> INPUT RECORDS:
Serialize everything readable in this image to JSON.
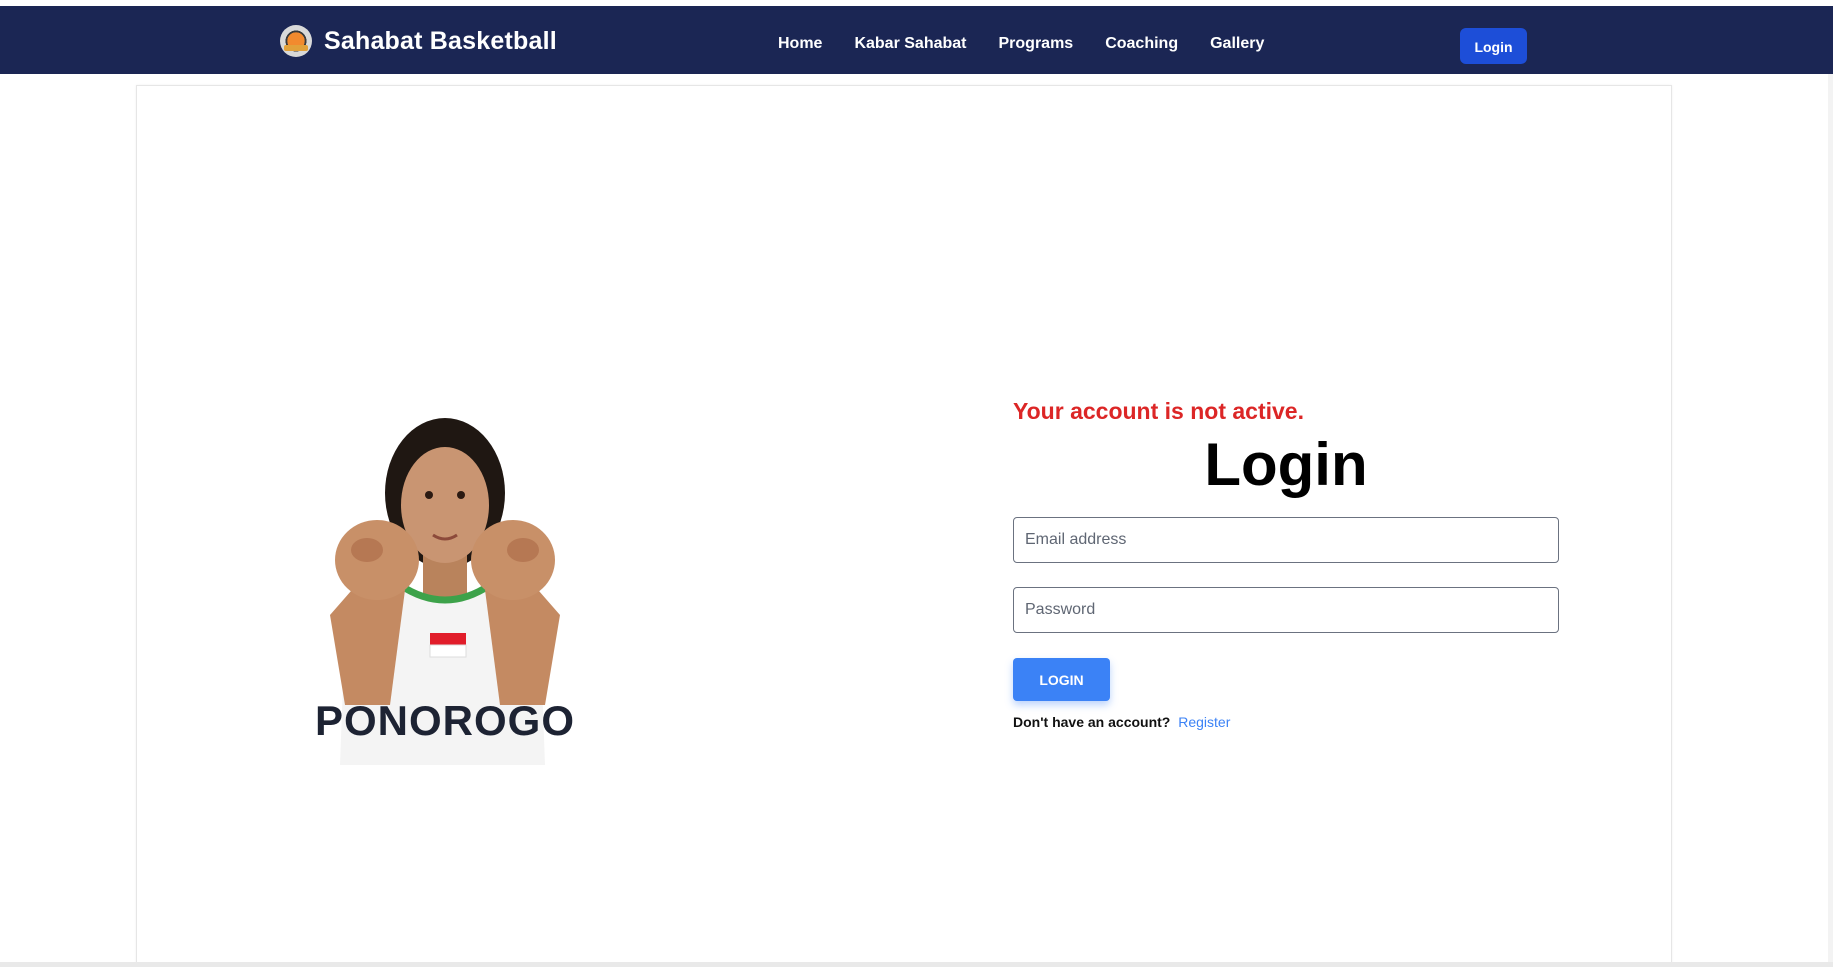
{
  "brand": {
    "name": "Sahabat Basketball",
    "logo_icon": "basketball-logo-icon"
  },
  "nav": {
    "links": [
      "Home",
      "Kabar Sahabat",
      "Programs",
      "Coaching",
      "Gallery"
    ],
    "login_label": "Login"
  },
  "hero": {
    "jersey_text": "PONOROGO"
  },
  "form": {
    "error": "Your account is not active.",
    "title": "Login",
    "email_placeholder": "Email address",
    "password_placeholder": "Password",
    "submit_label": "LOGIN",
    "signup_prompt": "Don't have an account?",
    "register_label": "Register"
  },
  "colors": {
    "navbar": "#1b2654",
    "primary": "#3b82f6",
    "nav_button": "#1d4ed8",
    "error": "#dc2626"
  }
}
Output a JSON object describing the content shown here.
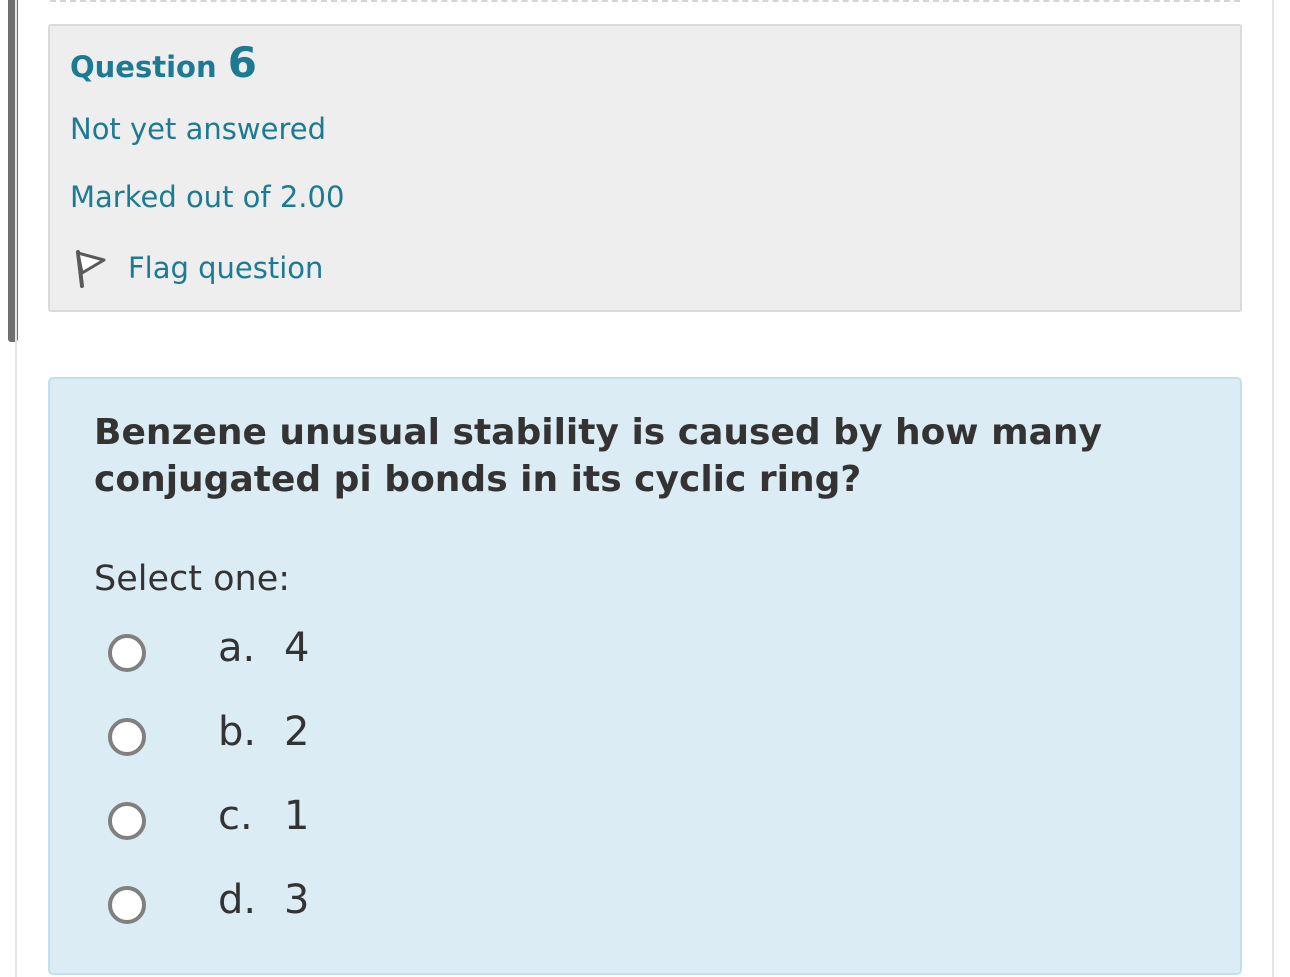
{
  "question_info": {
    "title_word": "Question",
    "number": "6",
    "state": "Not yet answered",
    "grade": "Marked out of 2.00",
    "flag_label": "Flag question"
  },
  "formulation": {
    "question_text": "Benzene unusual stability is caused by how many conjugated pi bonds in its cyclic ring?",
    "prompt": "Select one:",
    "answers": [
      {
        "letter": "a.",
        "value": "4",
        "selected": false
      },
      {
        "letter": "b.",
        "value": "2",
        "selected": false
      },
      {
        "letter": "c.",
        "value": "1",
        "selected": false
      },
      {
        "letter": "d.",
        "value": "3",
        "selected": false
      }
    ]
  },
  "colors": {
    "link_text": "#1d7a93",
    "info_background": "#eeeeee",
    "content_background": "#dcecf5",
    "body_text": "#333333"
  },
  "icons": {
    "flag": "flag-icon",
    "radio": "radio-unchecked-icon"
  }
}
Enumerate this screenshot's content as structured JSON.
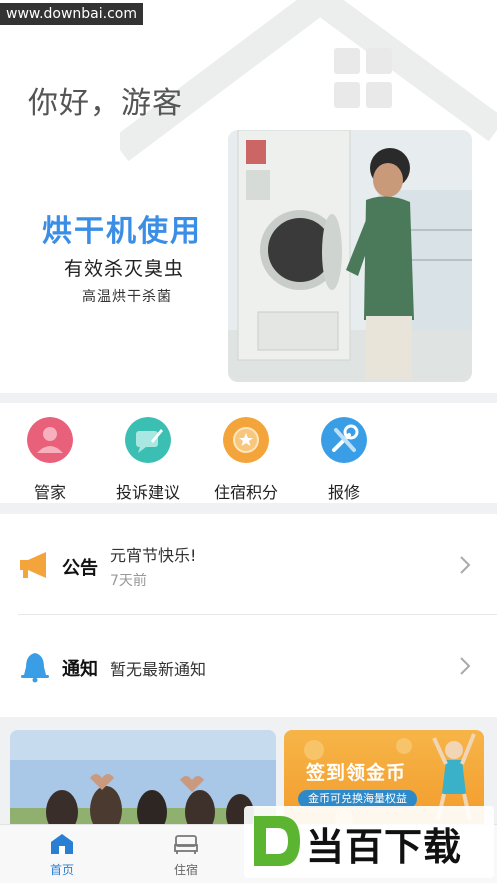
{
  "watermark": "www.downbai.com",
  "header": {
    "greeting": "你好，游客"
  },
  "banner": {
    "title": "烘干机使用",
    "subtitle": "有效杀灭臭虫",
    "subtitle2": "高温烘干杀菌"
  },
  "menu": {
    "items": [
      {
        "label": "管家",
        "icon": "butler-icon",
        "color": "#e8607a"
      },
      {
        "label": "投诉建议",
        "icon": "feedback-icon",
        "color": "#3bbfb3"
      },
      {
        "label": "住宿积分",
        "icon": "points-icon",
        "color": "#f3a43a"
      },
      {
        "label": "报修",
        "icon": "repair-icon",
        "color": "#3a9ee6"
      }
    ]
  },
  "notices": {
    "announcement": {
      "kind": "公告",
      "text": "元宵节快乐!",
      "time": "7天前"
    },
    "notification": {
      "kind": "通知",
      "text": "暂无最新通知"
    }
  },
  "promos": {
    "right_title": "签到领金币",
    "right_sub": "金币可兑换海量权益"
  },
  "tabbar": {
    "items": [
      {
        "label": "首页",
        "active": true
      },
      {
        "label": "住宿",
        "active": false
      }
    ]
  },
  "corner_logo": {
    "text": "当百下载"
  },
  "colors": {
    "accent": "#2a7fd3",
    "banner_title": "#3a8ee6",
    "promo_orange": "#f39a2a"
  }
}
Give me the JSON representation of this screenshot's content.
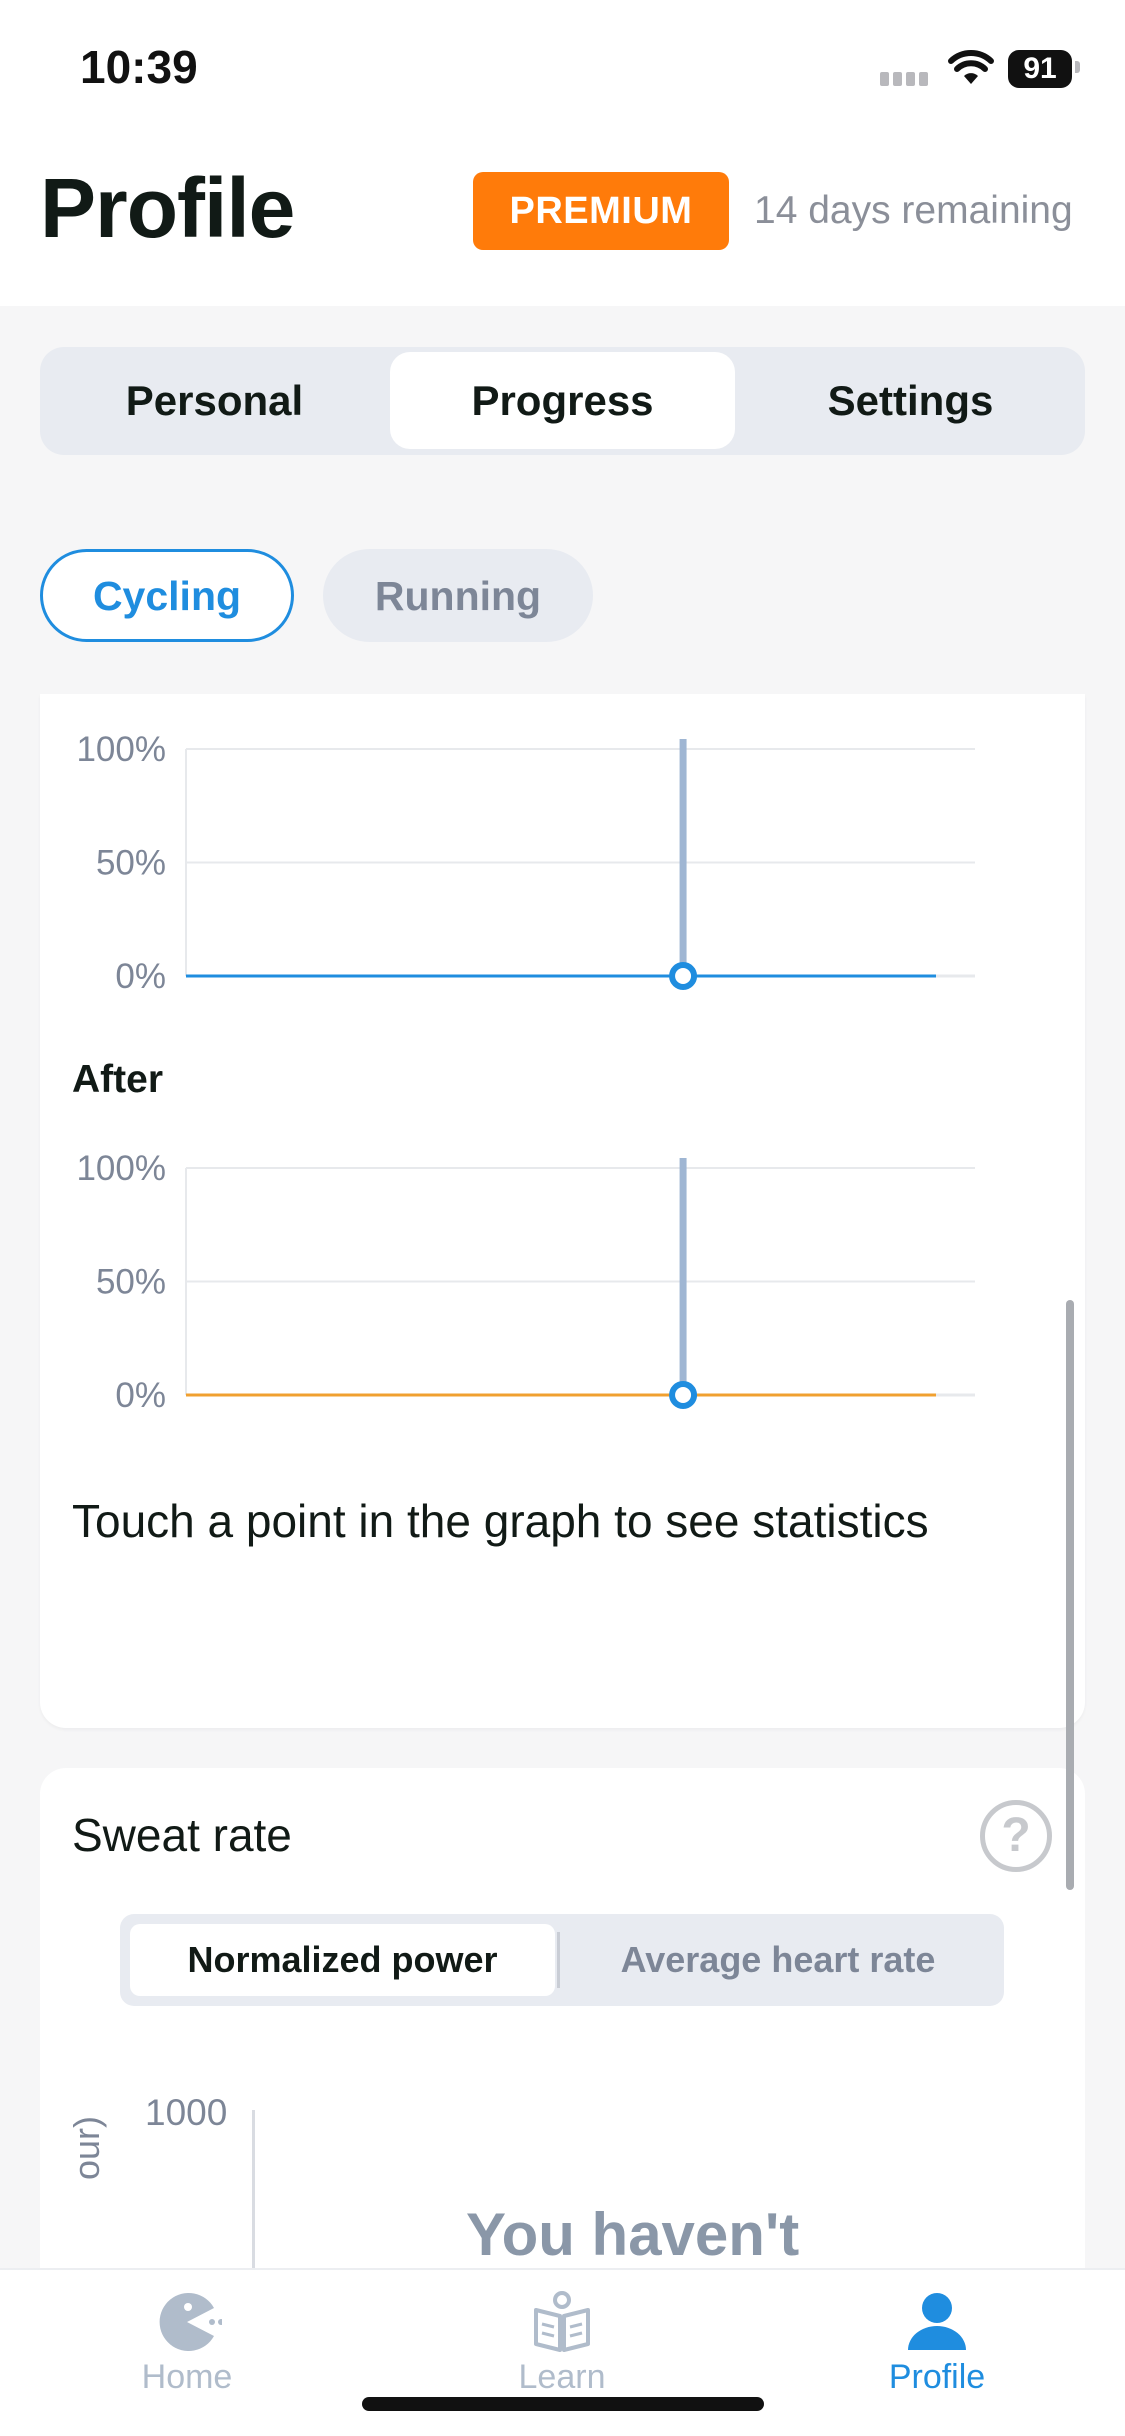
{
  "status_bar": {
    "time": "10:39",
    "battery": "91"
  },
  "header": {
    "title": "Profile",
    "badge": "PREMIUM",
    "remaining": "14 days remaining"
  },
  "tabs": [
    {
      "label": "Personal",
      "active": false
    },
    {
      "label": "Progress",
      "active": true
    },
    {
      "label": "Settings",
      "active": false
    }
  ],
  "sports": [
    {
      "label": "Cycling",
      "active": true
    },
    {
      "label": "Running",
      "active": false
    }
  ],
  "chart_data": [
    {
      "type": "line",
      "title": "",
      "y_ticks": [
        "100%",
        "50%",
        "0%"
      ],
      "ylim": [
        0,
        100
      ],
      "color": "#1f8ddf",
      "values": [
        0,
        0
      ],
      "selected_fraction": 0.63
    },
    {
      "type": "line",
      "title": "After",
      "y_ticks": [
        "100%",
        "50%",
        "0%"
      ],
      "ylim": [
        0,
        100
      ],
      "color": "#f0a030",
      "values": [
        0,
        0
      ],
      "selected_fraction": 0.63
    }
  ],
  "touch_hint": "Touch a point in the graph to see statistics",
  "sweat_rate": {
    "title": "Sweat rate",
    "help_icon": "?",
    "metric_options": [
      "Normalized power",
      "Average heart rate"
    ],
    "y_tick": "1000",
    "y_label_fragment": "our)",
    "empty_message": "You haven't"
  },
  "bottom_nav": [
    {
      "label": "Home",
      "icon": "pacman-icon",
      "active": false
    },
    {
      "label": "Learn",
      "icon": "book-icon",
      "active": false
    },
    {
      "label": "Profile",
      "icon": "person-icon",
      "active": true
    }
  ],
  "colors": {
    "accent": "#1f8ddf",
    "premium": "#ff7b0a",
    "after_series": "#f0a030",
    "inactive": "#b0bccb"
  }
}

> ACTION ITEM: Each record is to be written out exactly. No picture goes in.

> EXERCISE RESPONSE:
Serialize everything readable in this image to JSON.
{
  "brand": {
    "name": "Sahabat Basketball",
    "logo_icon": "basketball-logo-icon"
  },
  "nav": {
    "links": [
      "Home",
      "Kabar Sahabat",
      "Programs",
      "Coaching",
      "Gallery"
    ],
    "login_label": "Login"
  },
  "hero": {
    "jersey_text": "PONOROGO"
  },
  "form": {
    "error": "Your account is not active.",
    "title": "Login",
    "email_placeholder": "Email address",
    "password_placeholder": "Password",
    "submit_label": "LOGIN",
    "signup_prompt": "Don't have an account?",
    "register_label": "Register"
  },
  "colors": {
    "navbar": "#1b2654",
    "primary": "#3b82f6",
    "nav_button": "#1d4ed8",
    "error": "#dc2626"
  }
}
Output a JSON object describing the content shown here.
{
  "question_info": {
    "title_word": "Question",
    "number": "6",
    "state": "Not yet answered",
    "grade": "Marked out of 2.00",
    "flag_label": "Flag question"
  },
  "formulation": {
    "question_text": "Benzene unusual stability is caused by how many conjugated pi bonds in its cyclic ring?",
    "prompt": "Select one:",
    "answers": [
      {
        "letter": "a.",
        "value": "4",
        "selected": false
      },
      {
        "letter": "b.",
        "value": "2",
        "selected": false
      },
      {
        "letter": "c.",
        "value": "1",
        "selected": false
      },
      {
        "letter": "d.",
        "value": "3",
        "selected": false
      }
    ]
  },
  "colors": {
    "link_text": "#1d7a93",
    "info_background": "#eeeeee",
    "content_background": "#dcecf5",
    "body_text": "#333333"
  },
  "icons": {
    "flag": "flag-icon",
    "radio": "radio-unchecked-icon"
  }
}
Enumerate this screenshot's content as structured JSON.
{
  "watermark": "www.downbai.com",
  "header": {
    "greeting": "你好，游客"
  },
  "banner": {
    "title": "烘干机使用",
    "subtitle": "有效杀灭臭虫",
    "subtitle2": "高温烘干杀菌"
  },
  "menu": {
    "items": [
      {
        "label": "管家",
        "icon": "butler-icon",
        "color": "#e8607a"
      },
      {
        "label": "投诉建议",
        "icon": "feedback-icon",
        "color": "#3bbfb3"
      },
      {
        "label": "住宿积分",
        "icon": "points-icon",
        "color": "#f3a43a"
      },
      {
        "label": "报修",
        "icon": "repair-icon",
        "color": "#3a9ee6"
      }
    ]
  },
  "notices": {
    "announcement": {
      "kind": "公告",
      "text": "元宵节快乐!",
      "time": "7天前"
    },
    "notification": {
      "kind": "通知",
      "text": "暂无最新通知"
    }
  },
  "promos": {
    "right_title": "签到领金币",
    "right_sub": "金币可兑换海量权益"
  },
  "tabbar": {
    "items": [
      {
        "label": "首页",
        "active": true
      },
      {
        "label": "住宿",
        "active": false
      }
    ]
  },
  "corner_logo": {
    "text": "当百下载"
  },
  "colors": {
    "accent": "#2a7fd3",
    "banner_title": "#3a8ee6",
    "promo_orange": "#f39a2a"
  }
}
Give me the JSON representation of this screenshot's content.
{
  "status_bar": {
    "time": "10:39",
    "battery": "91"
  },
  "header": {
    "title": "Profile",
    "badge": "PREMIUM",
    "remaining": "14 days remaining"
  },
  "tabs": [
    {
      "label": "Personal",
      "active": false
    },
    {
      "label": "Progress",
      "active": true
    },
    {
      "label": "Settings",
      "active": false
    }
  ],
  "sports": [
    {
      "label": "Cycling",
      "active": true
    },
    {
      "label": "Running",
      "active": false
    }
  ],
  "chart_data": [
    {
      "type": "line",
      "title": "",
      "y_ticks": [
        "100%",
        "50%",
        "0%"
      ],
      "ylim": [
        0,
        100
      ],
      "color": "#1f8ddf",
      "values": [
        0,
        0
      ],
      "selected_fraction": 0.63
    },
    {
      "type": "line",
      "title": "After",
      "y_ticks": [
        "100%",
        "50%",
        "0%"
      ],
      "ylim": [
        0,
        100
      ],
      "color": "#f0a030",
      "values": [
        0,
        0
      ],
      "selected_fraction": 0.63
    }
  ],
  "touch_hint": "Touch a point in the graph to see statistics",
  "sweat_rate": {
    "title": "Sweat rate",
    "help_icon": "?",
    "metric_options": [
      "Normalized power",
      "Average heart rate"
    ],
    "y_tick": "1000",
    "y_label_fragment": "our)",
    "empty_message": "You haven't"
  },
  "bottom_nav": [
    {
      "label": "Home",
      "icon": "pacman-icon",
      "active": false
    },
    {
      "label": "Learn",
      "icon": "book-icon",
      "active": false
    },
    {
      "label": "Profile",
      "icon": "person-icon",
      "active": true
    }
  ],
  "colors": {
    "accent": "#1f8ddf",
    "premium": "#ff7b0a",
    "after_series": "#f0a030",
    "inactive": "#b0bccb"
  }
}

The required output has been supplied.